Buffered Bicycle Lanes Coming to Korean Veteran’s Boulevard
Cyclists to experience a more protected and comfortable space to ride
NASHVILLE, Tenn. – Metro Public Works crews are putting the finishing touches on a new buffered bike lane on Korean Veteran’s Boulevard from Hermitage Avenue to South 4th Street. The approximately 4/10 mile buffered bike lane, will span the bridges over the river and the interstate and will be completed by the end of this month.
These lanes are conventional bicycle lanes paired with a designated buffer space that separates the bicycle lane from the adjacent motor vehicle travel lane and/or parking lane.
Advantages of buffered bike lanes include:
- More room between cyclists and motorists and reduced risk from opening car doors
- Increased protection for cyclists by providing marked zones on each side of the bike lane
Recently completed buffered bike lanes include:
- Hickory Highlands Dr from Bell Rd to Rural Hill Rd (includes a combination of traditional and buffered bike lanes)
- Gallatin Pk from One Mile Pkwy to Anderson Ln, buffered bike lanes, (includes a combination of traditional and buffered bike lanes). Project completed in partnership with TDOT.
- N. 14th St from Ordway Pl to Woodland St
Soon to be completed buffered bike lanes include:
- Fort Negley Blvd from Oak St to Chestnut St, buffered bike lanes
- Demonbreun from 12th Ave S to roundabout (includes a combination of traditional and buffered bike lanes)
Metro Nashville’s Strategic Plan for Pedestrians and Cyclists was released in 2002, and was updated in 2008. The purpose of the strategic plan for Bikeways is to enable Metro to effectively plan and implement facilities that improve safety, enhance mobility, and promote a higher quality of life. The plan provides Metro with a blueprint for making bicycling attractive and safe for citizens throughout Nashville and Davidson County and can be viewed at: http://mpw.nashville.gov/IMS/Bikeways/StrategicPlan.aspx.
“Mayor Karl Dean has been an advocate for active transportation with an emphasis on bicycling as part of his efforts to make Nashville a healthier and more sustainable city,” Randy Lovett, Public Works Director said. “The new buffered bike lanes are one more thing Metro is doing to make Nashville a more bike-friendly city.” When the above projects are completed, Metro will have approximately 2 miles of buffered bike lanes and counting.
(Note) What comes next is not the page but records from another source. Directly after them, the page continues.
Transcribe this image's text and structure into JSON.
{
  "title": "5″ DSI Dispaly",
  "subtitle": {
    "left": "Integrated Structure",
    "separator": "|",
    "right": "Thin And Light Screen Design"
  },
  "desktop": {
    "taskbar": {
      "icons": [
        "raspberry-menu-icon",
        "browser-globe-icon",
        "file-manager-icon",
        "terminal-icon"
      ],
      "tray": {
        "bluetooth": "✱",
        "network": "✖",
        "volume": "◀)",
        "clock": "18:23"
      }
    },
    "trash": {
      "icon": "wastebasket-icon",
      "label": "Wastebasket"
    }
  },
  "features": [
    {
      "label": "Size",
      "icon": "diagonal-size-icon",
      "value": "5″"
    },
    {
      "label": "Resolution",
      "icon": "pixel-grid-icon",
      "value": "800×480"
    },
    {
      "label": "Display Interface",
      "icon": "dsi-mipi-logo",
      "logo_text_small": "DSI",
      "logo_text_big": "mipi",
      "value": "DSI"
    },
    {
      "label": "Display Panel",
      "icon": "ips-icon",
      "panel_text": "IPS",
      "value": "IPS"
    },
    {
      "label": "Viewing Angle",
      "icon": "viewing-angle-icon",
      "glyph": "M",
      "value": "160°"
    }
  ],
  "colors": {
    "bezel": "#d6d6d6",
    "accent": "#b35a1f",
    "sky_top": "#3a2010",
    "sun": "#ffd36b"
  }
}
Nashville’s bikeways currently total more than 142 miles. This includes signed shared routes and dedicated lanes. Additionally, there are 75 miles of bikeable off-street, multi-use paved greenway trails.